    In this work we report and discuss the characterization of the secondary scintillation light emitted by low-pressure tetrafluoromethane (CF4) during avalanche gas processes. The experimental setup consists of a Parallel Plate Avalanche Counter (PPAC) irradiated by 5.5 MeV alpha particles from a collimated 241-Am source. The PPAC is operated in CF4 at pressures ranging from 5 to 50 torr. The electroluminescence light is readout by a VUV-sensitive Multi-Pixel Photon Counter (MPPC, Hamamatsu), placed along the PPAC axial direction. The secondary scintillation yield at different operational pressures was computed from the correlation between avalanche charge and electroluminesce light, recorded on an event-by-event basis; it was found to be in the range of 0.01-0.15 photons/electron depending on the reduced field applied between the PPAC electrodes. The role of the quencher impurities is also briefly discussed. In addition, the coincidence resolving times (CRT) for 5.5 MeV α -particles crossing the PPAC has been measured; time resolutions of 600 picosecond were achieved at different pressures.

  16. Multiple sclerosis

    DEFF Research Database (Denmark)

    Stenager, E; Knudsen, L; Jensen, K


    In a cross-sectional investigation of 116 patients with multiple sclerosis, the social and sparetime activities of the patient were assessed by both patient and his/her family. The assessments were correlated to physical disability which showed that particularly those who were moderately disabled...

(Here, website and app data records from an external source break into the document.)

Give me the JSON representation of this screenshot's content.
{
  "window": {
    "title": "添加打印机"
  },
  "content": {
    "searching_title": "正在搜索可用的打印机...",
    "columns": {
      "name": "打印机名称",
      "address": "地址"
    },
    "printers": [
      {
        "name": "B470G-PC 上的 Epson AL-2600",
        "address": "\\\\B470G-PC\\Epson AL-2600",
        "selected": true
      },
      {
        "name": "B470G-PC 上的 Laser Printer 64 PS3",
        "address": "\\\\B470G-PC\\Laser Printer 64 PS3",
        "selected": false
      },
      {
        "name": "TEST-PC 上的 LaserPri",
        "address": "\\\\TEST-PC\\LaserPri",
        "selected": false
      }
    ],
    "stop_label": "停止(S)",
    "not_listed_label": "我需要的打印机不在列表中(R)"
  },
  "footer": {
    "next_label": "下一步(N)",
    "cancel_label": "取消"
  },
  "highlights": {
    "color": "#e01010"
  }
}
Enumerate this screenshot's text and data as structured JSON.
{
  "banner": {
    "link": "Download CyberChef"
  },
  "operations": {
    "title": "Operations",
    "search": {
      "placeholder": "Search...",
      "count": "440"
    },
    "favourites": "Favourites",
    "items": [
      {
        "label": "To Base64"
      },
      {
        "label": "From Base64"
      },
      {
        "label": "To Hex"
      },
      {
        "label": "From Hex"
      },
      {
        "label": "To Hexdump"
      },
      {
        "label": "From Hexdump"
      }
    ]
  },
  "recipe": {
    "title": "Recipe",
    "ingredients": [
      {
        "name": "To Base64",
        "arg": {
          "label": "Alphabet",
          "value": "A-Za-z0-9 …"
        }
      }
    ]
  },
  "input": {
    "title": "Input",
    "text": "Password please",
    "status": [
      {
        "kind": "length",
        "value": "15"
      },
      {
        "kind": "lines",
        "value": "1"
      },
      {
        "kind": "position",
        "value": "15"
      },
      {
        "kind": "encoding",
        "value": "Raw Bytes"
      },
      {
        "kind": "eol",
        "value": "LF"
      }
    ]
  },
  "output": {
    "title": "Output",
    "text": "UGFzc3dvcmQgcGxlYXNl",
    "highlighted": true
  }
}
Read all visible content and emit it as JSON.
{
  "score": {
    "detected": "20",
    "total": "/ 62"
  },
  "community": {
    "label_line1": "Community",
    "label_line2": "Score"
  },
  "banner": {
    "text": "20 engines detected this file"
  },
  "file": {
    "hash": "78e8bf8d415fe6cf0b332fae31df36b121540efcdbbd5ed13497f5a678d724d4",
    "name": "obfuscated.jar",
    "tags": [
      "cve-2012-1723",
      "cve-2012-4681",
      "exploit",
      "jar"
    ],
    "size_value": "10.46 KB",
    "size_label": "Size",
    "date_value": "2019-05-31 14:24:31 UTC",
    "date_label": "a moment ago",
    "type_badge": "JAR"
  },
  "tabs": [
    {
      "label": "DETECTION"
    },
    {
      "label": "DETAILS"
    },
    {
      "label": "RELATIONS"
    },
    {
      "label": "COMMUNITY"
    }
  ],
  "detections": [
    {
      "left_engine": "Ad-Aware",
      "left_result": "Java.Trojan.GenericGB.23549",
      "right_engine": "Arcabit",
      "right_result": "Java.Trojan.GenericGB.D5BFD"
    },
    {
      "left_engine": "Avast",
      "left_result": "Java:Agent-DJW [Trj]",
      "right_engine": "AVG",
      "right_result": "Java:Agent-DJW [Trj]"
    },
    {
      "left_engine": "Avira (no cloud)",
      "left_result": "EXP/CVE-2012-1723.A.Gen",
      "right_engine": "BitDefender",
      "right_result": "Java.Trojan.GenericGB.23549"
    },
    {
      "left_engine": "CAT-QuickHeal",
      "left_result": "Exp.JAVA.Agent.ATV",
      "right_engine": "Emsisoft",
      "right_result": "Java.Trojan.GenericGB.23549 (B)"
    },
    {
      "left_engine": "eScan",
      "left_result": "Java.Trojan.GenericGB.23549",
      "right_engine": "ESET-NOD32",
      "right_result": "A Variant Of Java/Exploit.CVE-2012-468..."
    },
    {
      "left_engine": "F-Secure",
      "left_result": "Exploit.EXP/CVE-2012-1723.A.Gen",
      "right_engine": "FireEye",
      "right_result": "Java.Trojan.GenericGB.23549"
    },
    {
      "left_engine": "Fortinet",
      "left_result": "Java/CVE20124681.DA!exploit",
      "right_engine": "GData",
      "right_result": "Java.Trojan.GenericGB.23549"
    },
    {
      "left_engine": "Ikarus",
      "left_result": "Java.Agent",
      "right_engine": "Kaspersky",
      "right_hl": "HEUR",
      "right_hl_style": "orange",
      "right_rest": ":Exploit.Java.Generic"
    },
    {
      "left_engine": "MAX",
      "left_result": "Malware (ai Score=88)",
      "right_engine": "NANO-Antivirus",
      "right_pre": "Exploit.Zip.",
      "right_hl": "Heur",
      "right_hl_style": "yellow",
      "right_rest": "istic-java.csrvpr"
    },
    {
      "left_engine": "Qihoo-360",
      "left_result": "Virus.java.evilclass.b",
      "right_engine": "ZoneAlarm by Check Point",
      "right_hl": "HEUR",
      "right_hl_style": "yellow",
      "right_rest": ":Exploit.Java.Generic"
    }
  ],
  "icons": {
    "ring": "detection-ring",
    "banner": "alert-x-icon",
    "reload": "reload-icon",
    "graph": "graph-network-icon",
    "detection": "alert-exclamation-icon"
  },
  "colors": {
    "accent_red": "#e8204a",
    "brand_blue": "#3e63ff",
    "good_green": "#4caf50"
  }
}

  17. Multiple Myeloma

    African Journals Online (AJOL)

    The results of the use of melphalan in 52 patients with multiple myeloma have been analysed. The median survival of the whole group of patients was 30 months, and of those w:th renal insufficiency only 12,5 months. Bence-lones proteinuria was also a poor prognostic finding,. but only because of its association with renal ...

  18. Multiple Sclerosis. (United States)

    Plummer, Nancy; Michael, Nancy, Ed.

    This module on multiple sclerosis is intended for use in inservice or continuing education programs for persons who administer medications in long-term care facilities. Instructor information, including teaching suggestions, and a listing of recommended audiovisual materials and their sources appear first. The module goal and objectives are then…

  19. Multiple sclerosis

    DEFF Research Database (Denmark)

    Stenager, E; Jensen, K


    Forty-two (12%) of a total of 366 patients with multiple sclerosis (MS) had psychiatric admissions. Of these, 34 (81%) had their first psychiatric admission in conjunction with or after the onset of MS. Classification by psychiatric diagnosis showed that there was a significant positive correlati...

  20. Multiple sclerosis

    DEFF Research Database (Denmark)

    Stenager, E; Jensen, K


    An investigation on the correlation between ability to read TV subtitles and the duration of visual evoked potential (VEP) latency in 14 patients with definite multiple sclerosis (MS), indicated that VEP latency in patients unable to read the TV subtitles was significantly delayed in comparison...